Monday morning I went up to Scott’s yet again and spent another three hours playing the three horns. Of course I played the L & D horn just fine up there. I also had Scott play the horns so I could hear the differences when someone who plays well played them. I was having a really hard time deciding which horn to pick when Scott asked me if I had to make an instant decision that was non-reversable what would I pick and I said an Otto immediately. Having had them as loaners for many weeks I knew how they were and there wasn’t any uncertainty about how I played on them.

The next step was to pick one of the two Ottos. I was leaning toward the yellow brass Otto when Scott put a gold brass hand hammered bell on the gold brass horn. Wow. The horn had a gorgeous rich sound even when played very loud which was one of it’s issues. One of the other issues was the resale value of the horn. I decided that I am buying a horn for my enjoyment and if I should ever decide to sell it whatever its value is will be okay with me. Now the choice between the yellow brass horn and the gold brass horn was easy so I am now the owner of a new gold brass Otto. At band last night the first hornist told me how good I sounded and that my intonation was excellent. Hallelujah.

Frustration –>


I had an audition Sunday for placement into an adult chamber music program at SUNY Stony Brook. This is the first audition that I have had since I started playing again. It’s a really good thing that this was only for placement – i.e. which ensemble I should be put in – rather than acceptance into the program itself.

Sunday morning I warmed up really carefully and then played thru my audition piece, Strauss’ Nocturno. My chops weren’t in the best shape but they were okay considering that I started on a new mouthpiece the week before. The audition was at 3 pm and I was able to warm up again for about 15 minutes before I had to play. I played really, really well during this warm up so I went in to the audition with a marginal amount of confidence.

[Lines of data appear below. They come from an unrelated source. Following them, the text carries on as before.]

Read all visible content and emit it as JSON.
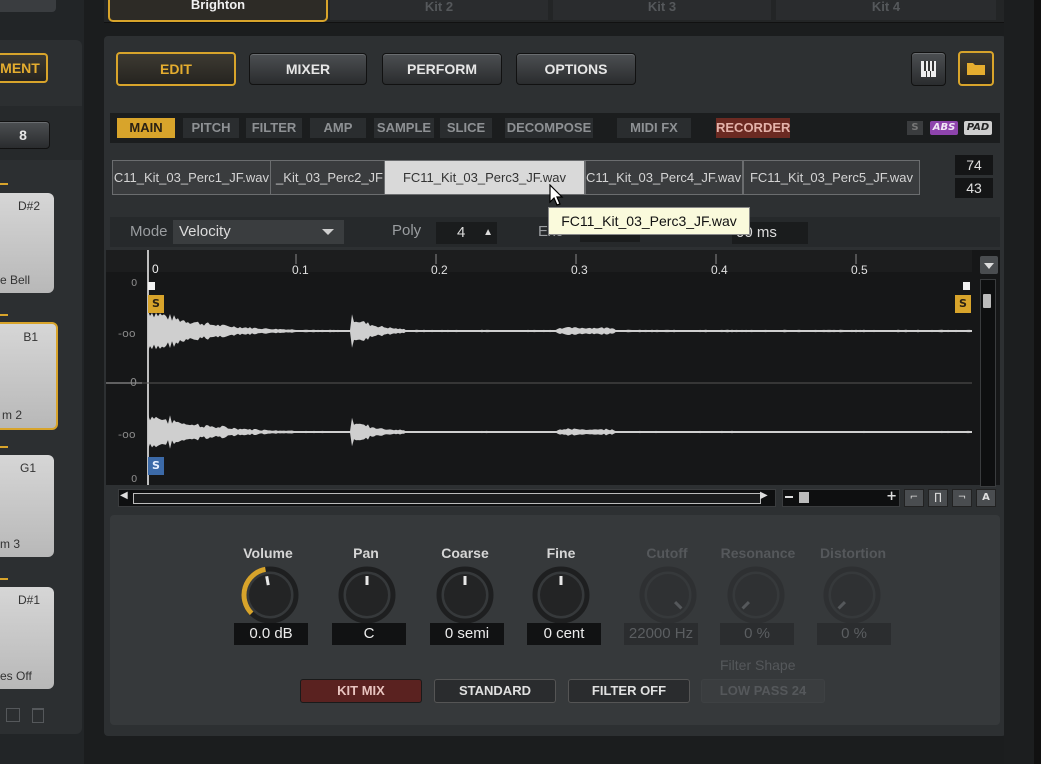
{
  "kit_tabs": [
    {
      "label": "Brighton",
      "active": true
    },
    {
      "label": "Kit 2",
      "active": false
    },
    {
      "label": "Kit 3",
      "active": false
    },
    {
      "label": "Kit 4",
      "active": false
    }
  ],
  "left": {
    "instrument_button": "MENT",
    "number_value": "8",
    "pads": [
      {
        "note": "D#2",
        "name": "e Bell",
        "selected": false
      },
      {
        "note": "B1",
        "name": "m 2",
        "selected": true
      },
      {
        "note": "G1",
        "name": "m 3",
        "selected": false
      },
      {
        "note": "D#1",
        "name": "es Off",
        "selected": false
      }
    ]
  },
  "toolbar": {
    "edit": "EDIT",
    "mixer": "MIXER",
    "perform": "PERFORM",
    "options": "OPTIONS"
  },
  "subtabs": {
    "main": "MAIN",
    "pitch": "PITCH",
    "filter": "FILTER",
    "amp": "AMP",
    "sample": "SAMPLE",
    "slice": "SLICE",
    "decompose": "DECOMPOSE",
    "midi_fx": "MIDI FX",
    "recorder": "RECORDER",
    "s": "S",
    "abs": "ABS",
    "pad": "PAD"
  },
  "slots": [
    "C11_Kit_03_Perc1_JF.wav",
    "_Kit_03_Perc2_JF",
    "FC11_Kit_03_Perc3_JF.wav",
    "C11_Kit_03_Perc4_JF.wav",
    "FC11_Kit_03_Perc5_JF.wav"
  ],
  "velocity": {
    "high": "74",
    "low": "43"
  },
  "tooltip": "FC11_Kit_03_Perc3_JF.wav",
  "params": {
    "mode_label": "Mode",
    "mode_value": "Velocity",
    "poly_label": "Poly",
    "poly_value": "4",
    "exc_label": "Exc",
    "time_value": "00 ms"
  },
  "waveform": {
    "db_label": "dB",
    "ruler": [
      "0",
      "0.1",
      "0.2",
      "0.3",
      "0.4",
      "0.5"
    ],
    "db_ticks": [
      "0",
      "-oo",
      "0",
      "-oo",
      "0"
    ],
    "start_marker": "S",
    "end_marker": "S",
    "zoom_a": "A"
  },
  "controls": {
    "volume": {
      "label": "Volume",
      "value": "0.0 dB"
    },
    "pan": {
      "label": "Pan",
      "value": "C"
    },
    "coarse": {
      "label": "Coarse",
      "value": "0 semi"
    },
    "fine": {
      "label": "Fine",
      "value": "0 cent"
    },
    "cutoff": {
      "label": "Cutoff",
      "value": "22000 Hz"
    },
    "resonance": {
      "label": "Resonance",
      "value": "0 %"
    },
    "distortion": {
      "label": "Distortion",
      "value": "0 %"
    },
    "filter_shape_label": "Filter Shape"
  },
  "bottom_buttons": {
    "kit_mix": "KIT MIX",
    "standard": "STANDARD",
    "filter_off": "FILTER OFF",
    "low_pass": "LOW PASS 24"
  },
  "colors": {
    "accent": "#d8a42b",
    "recorder": "#c0392b",
    "abs": "#8e44ad"
  }
}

Well, I couldn’t have played worse if I tried. It was absolutely awful. The funny thing was I didn’t feel very nervous but clearly I was. I played really badly. I’m going to have to find opportunities to play in front of people. Not only was this my first audition, it was the first time I played in front of anyone other than my horn teachers. I’m not counting playing in band or in the horn choirs I played in at IHS and the Barry Tuckwell Institute. I have no problem playing in band rehearsals or concerts even when I have an exposed part. I think being mostly invisible helps.

At the audition it didn’t help that the lady listening to me told me, before I started the audition, that my playing was ‘stunning.’ That is a term that I would save for the horn masters of the world. I guess she must have heard me out in the hall when I was warming up and was thinking ‘this is an adult amateur who is playing very well’. I know she’s heard hornists who play a thousand times better than I do because she was in an ensemble with Lynn, my horn teacher, last year. Anyway, if I was nervous before I walked into the room, this put me off the charts.

Every now and then, and only when I am alone, I actually play like I used to and I’m capable of putting together a musical phrase without any clams and with really nice tone. Definitely not stunning but decent. It doesn’t happen often but it’s what keeps me going. I know that if I can play really beautifully once eventually I will be able to do it more often.  And hopefully I will be able to do it in front of other people. I still can’t play well when I’m recording myself so I have a long way to go dealing with nerves. I guess the only remotely good thing about this audition is that I will probably be placed in a group that will be somewhat easy for me which will help with the nerves when we perform in January. The downside is that it will be less challenging.

Horn decision –>